The second is the gun battle scene between the ’professor’ (Clive Owen) and Bourne staged at the farmhouse in Paris. This is a scene that Liman fought to keep in and the film is the better for it. Although it is the lowest key of the action sequences it provides enough suspense to keep the audience on the edge of their seats. Bourne is protecting the relatives of Marie and the part where the little girl hugs her father is a direct parallel to the flashback when Bourne was supposed to assassinate Wombossi but relents because he spots that Wombossi is with his children. In one case he is the protector and in the other he is the killer, but as the child hugs her father Bourne gives a look as if he remembers something part can’t quite put his finger on it.

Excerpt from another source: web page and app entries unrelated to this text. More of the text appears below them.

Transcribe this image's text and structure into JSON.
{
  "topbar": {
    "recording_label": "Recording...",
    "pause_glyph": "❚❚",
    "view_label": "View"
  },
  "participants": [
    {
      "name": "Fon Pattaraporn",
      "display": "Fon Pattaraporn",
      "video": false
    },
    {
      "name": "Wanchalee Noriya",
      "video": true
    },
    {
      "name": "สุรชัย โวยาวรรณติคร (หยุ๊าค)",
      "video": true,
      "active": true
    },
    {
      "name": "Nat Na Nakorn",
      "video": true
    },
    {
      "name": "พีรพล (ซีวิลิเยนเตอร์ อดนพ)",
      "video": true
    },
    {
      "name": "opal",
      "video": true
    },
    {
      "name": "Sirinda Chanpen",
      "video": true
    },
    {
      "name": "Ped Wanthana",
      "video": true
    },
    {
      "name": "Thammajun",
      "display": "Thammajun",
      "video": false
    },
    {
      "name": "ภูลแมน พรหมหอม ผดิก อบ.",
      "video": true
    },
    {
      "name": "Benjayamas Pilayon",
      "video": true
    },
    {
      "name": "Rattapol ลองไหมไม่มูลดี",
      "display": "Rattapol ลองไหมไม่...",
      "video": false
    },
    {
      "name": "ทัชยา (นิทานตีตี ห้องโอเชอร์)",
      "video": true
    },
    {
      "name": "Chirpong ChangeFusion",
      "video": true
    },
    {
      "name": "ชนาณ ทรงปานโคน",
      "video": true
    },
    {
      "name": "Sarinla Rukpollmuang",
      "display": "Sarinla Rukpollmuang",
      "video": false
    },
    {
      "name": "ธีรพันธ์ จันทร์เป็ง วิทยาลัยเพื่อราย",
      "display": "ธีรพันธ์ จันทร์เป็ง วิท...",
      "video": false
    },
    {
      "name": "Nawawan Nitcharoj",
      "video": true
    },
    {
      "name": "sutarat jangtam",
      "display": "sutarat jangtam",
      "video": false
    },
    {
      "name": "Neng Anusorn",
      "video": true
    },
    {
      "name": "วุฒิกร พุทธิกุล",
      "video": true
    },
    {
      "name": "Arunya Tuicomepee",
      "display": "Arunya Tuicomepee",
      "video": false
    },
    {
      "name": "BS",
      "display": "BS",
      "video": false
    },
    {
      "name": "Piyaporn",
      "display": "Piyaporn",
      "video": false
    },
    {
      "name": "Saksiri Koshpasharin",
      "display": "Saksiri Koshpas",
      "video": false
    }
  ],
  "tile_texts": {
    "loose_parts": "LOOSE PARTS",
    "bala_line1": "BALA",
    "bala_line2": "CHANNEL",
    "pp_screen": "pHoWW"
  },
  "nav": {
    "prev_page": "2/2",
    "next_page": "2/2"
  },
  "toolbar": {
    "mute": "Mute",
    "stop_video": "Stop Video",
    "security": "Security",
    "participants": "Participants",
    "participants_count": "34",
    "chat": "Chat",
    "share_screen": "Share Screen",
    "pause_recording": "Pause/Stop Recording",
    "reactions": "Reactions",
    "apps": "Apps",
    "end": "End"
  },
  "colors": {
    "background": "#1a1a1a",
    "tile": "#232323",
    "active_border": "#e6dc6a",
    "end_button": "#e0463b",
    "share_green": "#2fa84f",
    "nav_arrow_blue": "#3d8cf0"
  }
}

His duel with ‘the professor’ is also offers pathos. As the ‘professor’ lies dying he confides in Bourne: “do you get the headaches?” he asks. Then he says “Look at this, look at what they made you give” a line that would be repeated by Bourne when he understands more of what Treadstone is and faced by another assassin in Ultimatum.
The final great action scene occurs when during the night towards the end of the movie and against multiple gun men. This shows Bourne at his most bad ass taking out a massive bodyguard with a combination of hand to hand combat and then shooting him, then taking out a further two gun men staged on a long winding staircase. The part where he uses the dead guy as a magic carpet to fall down and break his fall while shooting at the remaining gunman does test the air of believability but is still highly impressive in its execution.
The Bourne Supremacy